442 F2d 1026 Smiley v. State of California S
442 F.2d 1026
Richard Emmett SMILEY, Appellant,
STATE OF CALIFORNIA, Louis S. Nelson, Warden, Appellee.
United States Court of Appeals, Ninth Circuit.
May 17, 1971.
Rehearing Denied June 14, 1971.
Richard Emmett Smiley, in pro. per.
Evelle J. Younger, Cal. Atty. Gen., San Francisco, Cal., for the appellee.
Before BARNES, HAMLEY and JERTBERG, Circuit Judges.
Appellant, a California state prisoner, appeals from an order of the United States District Court for the Northern District of California, filed September 4, 1969, denying his application for writ of habeas corpus and dismissing the proceedings.
Following a plea of "Not Guilty," and a non-jury trial, appellant was convicted of the crime of child molesting (California Penal Code, Sec. 288.) No appeal was taken.
On October 10, 1963, he was sentenced to imprisonment for from one year to life, which term was ordered to run concurrently with "time owed".
Following an examination of appellant's petition for habeas corpus, the district judge, by order filed February 18, 1969, rejected all of appellant's contentions except the following:
"However, petitioner further alleges that he was coerced into signing a confession; that his plea of not guilty by reason of insanity was involuntary; and that reference was made to his prior criminal record during the course of the preliminary hearing."
Appellee was then directed to file a return to appellant's petition, and appellant was granted the opportunity to file a traverse to such return.
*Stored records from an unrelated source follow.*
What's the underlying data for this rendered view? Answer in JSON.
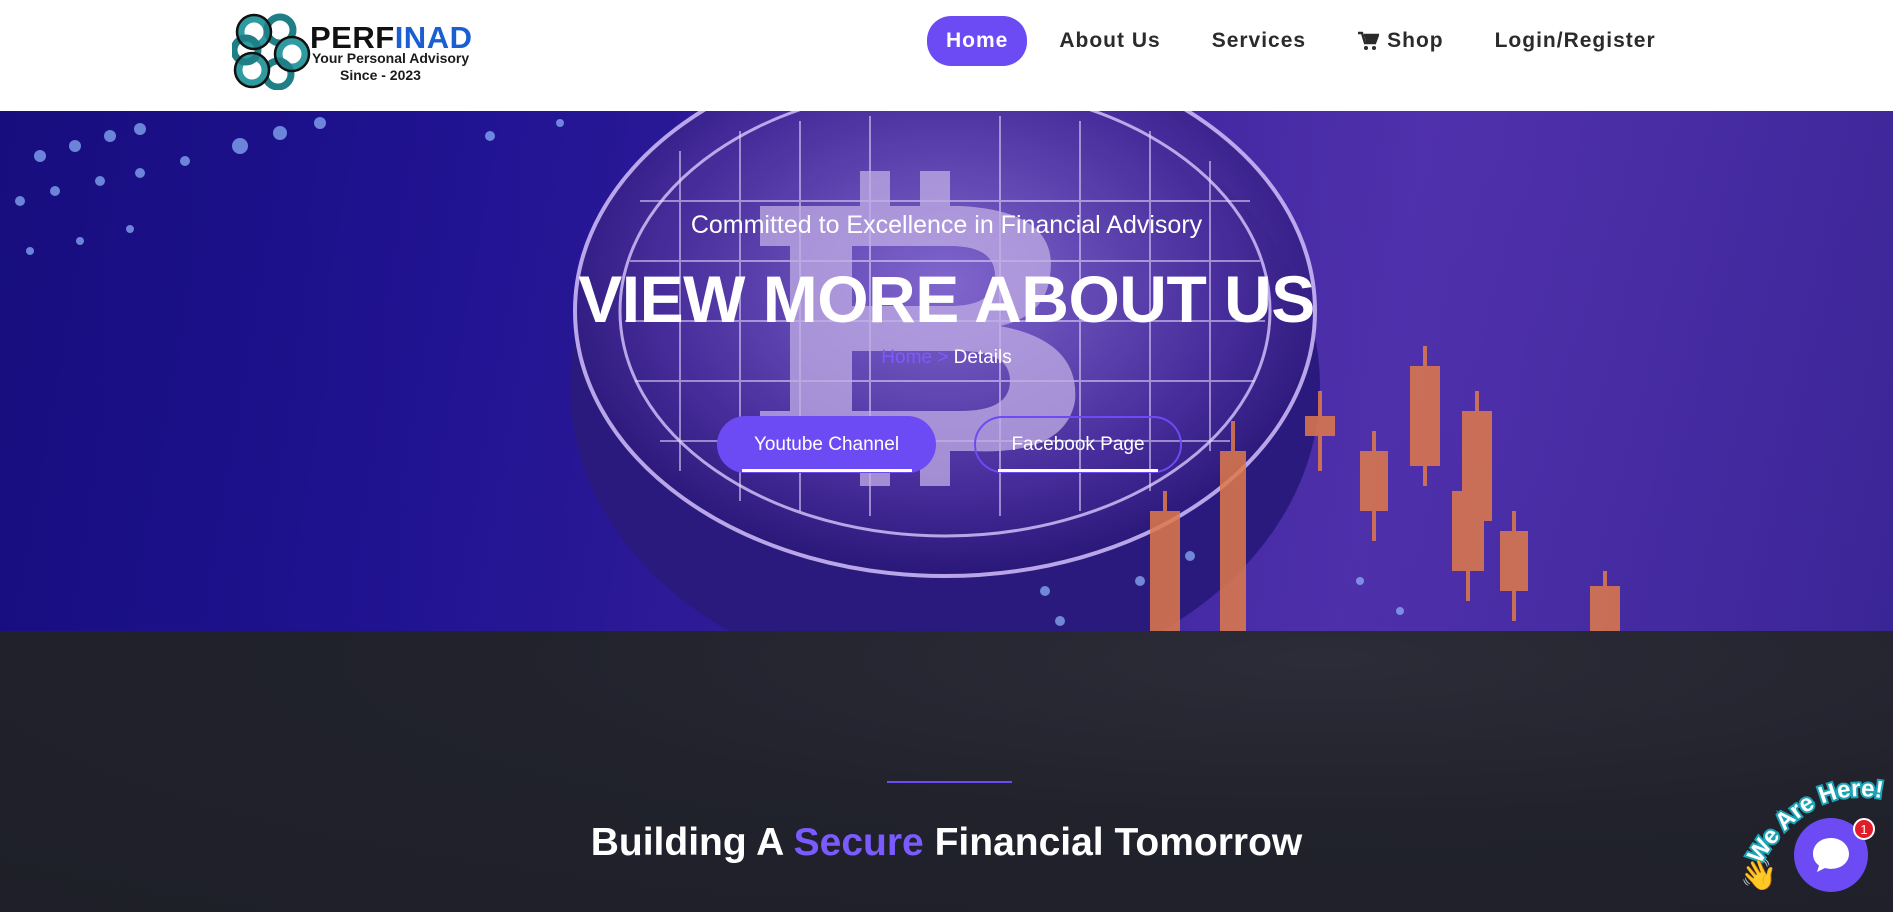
{
  "header": {
    "logo": {
      "brand_part1": "PERF",
      "brand_part2": "INAD",
      "tagline": "Your Personal Advisory",
      "since": "Since - 2023"
    },
    "nav": [
      {
        "label": "Home",
        "active": true
      },
      {
        "label": "About Us"
      },
      {
        "label": "Services"
      },
      {
        "label": "Shop",
        "icon": "cart-icon"
      },
      {
        "label": "Login/Register"
      }
    ]
  },
  "hero": {
    "subtitle": "Committed to Excellence in Financial Advisory",
    "title": "VIEW MORE ABOUT US",
    "breadcrumb": {
      "home": "Home",
      "separator": ">",
      "current": "Details"
    },
    "buttons": {
      "youtube": "Youtube Channel",
      "facebook": "Facebook Page"
    }
  },
  "section": {
    "title_part1": "Building A",
    "title_accent": "Secure",
    "title_part2": "Financial Tomorrow"
  },
  "chat_widget": {
    "label": "We Are Here!",
    "badge": "1",
    "icon": "chat-icon"
  },
  "colors": {
    "accent": "#6c4bf5",
    "dark_bg": "#21222c"
  }
}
The return and traverse were lodged with the district court, including a transcript of the preliminary hearing of appellant, and a transcript of appellant's trial.
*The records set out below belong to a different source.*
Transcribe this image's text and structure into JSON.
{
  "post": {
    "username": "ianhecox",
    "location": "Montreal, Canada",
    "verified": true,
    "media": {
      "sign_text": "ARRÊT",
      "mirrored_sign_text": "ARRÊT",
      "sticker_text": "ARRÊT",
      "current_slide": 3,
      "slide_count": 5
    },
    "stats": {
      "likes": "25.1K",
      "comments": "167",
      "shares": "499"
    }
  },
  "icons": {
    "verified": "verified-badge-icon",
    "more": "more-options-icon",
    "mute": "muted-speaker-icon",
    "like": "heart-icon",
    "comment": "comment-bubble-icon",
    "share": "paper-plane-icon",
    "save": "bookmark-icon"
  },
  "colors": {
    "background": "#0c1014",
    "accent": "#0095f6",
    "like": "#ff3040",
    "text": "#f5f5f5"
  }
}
Relying on the record before it, the district court rejected appellant's three contentions above mentioned, finding:
1. That the confession was freely and voluntarily given, and alternatively that appellant waived the right to contest the voluntariness of his confession because of his failure to object to its admission into evidence;
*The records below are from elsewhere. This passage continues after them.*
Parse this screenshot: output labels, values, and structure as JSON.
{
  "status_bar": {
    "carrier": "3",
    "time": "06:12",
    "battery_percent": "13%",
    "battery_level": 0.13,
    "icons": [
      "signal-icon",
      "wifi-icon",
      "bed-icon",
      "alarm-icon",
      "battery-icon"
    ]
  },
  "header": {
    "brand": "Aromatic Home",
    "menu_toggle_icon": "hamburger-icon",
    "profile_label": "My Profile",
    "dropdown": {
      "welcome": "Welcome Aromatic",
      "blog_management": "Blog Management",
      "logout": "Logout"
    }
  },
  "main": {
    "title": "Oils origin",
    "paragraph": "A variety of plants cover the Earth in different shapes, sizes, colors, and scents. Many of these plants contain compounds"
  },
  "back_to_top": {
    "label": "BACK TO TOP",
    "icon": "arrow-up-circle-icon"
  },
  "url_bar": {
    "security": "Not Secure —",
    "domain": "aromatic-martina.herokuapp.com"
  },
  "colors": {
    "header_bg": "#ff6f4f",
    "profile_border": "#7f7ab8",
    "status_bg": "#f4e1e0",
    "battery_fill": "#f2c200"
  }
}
2. That the "involuntary" plea of "not guilty by reason of insanity" [made in addition to his plea of "not guilty"] in no way prejudiced appellant since he was found sane and given a trial on the merits; and
3. That there was no impropriety and no prejudice in the reference to appellant's criminal record during the course of the preliminary examination.
From our examination of the record in this case, we are satisfied that the district court correctly decided all issues tendered by appellant except its rulings in respect to appellant's confession.
No evidentiary hearing was ever held in state or federal courts on the voluntariness of appellant's confession.
We are satisfied that the allegations appearing in appellant's petition and traverse relating to the coerced and involuntary character of the confession are sufficient to require an evidentiary hearing under the teachings of Townsend v. Sain, 372 U.S. 293, 83 S.Ct. 745, 9 L.Ed.2d 770 (1963).
The alternate holding of the district court that appellant is precluded from asserting that his confession was coerced and involuntary rests solely on the failure of his counsel to object to its admission in evidence. From Fay v. Noia, 372 U.S. 391, 83 S. Ct. 822, 9 L.Ed.2d 837 (1963), we learn that mere failure to object does not necessarily establish a deliberate by-pass of orderly state court procedure. There must be in the record something else to show that this was "an intentional relinquishment or abandonment of a known right or privilege," to use the Johnson v. Zerbst, 304 U.S. 458, 58 S.Ct. 1019, 82 L.Ed. 1461 (1938) test applied in Fay v. Noia, supra.
We find nothing in the record to support the doctrine applied by the district court in its alternate holding except counsel's failure to object. As stated in Fay v. Noia, supra, 372 U.S. at page 439, 83 S.Ct. at page 849:
"If a habeas applicant, after consultation with competent counsel or otherwise, understandingly and knowingly forewent the privilege of seeking to vindicate his federal claims in the state courts, whether for strategic, tactical, or any other reasons that can fairly be described as the deliberate by-passing of state procedures, then it is open to the federal court on habeas to deny him all relief if the state courts refused to entertain his federal claims on the merits — though of course only after the federal court has satisfied itself, by holding a hearing or by some other means, of the facts bearing upon the applicant's default." (Emphasis added.)
In our view the district court erred in failing to conduct an evidentiary hearing before making its alternate holding.
The cause is remanded to the district court for an evidentiary hearing on the voluntariness of appellant's confession, and on the issue of whether counsel's failure to object to the admission of the confession in evidence was a deliberate and intentional by-pass of orderly state court procedure.
If the issues should be resolved adversely to appellant, the relief sought should be denied; otherwise, appropriate relief should be granted.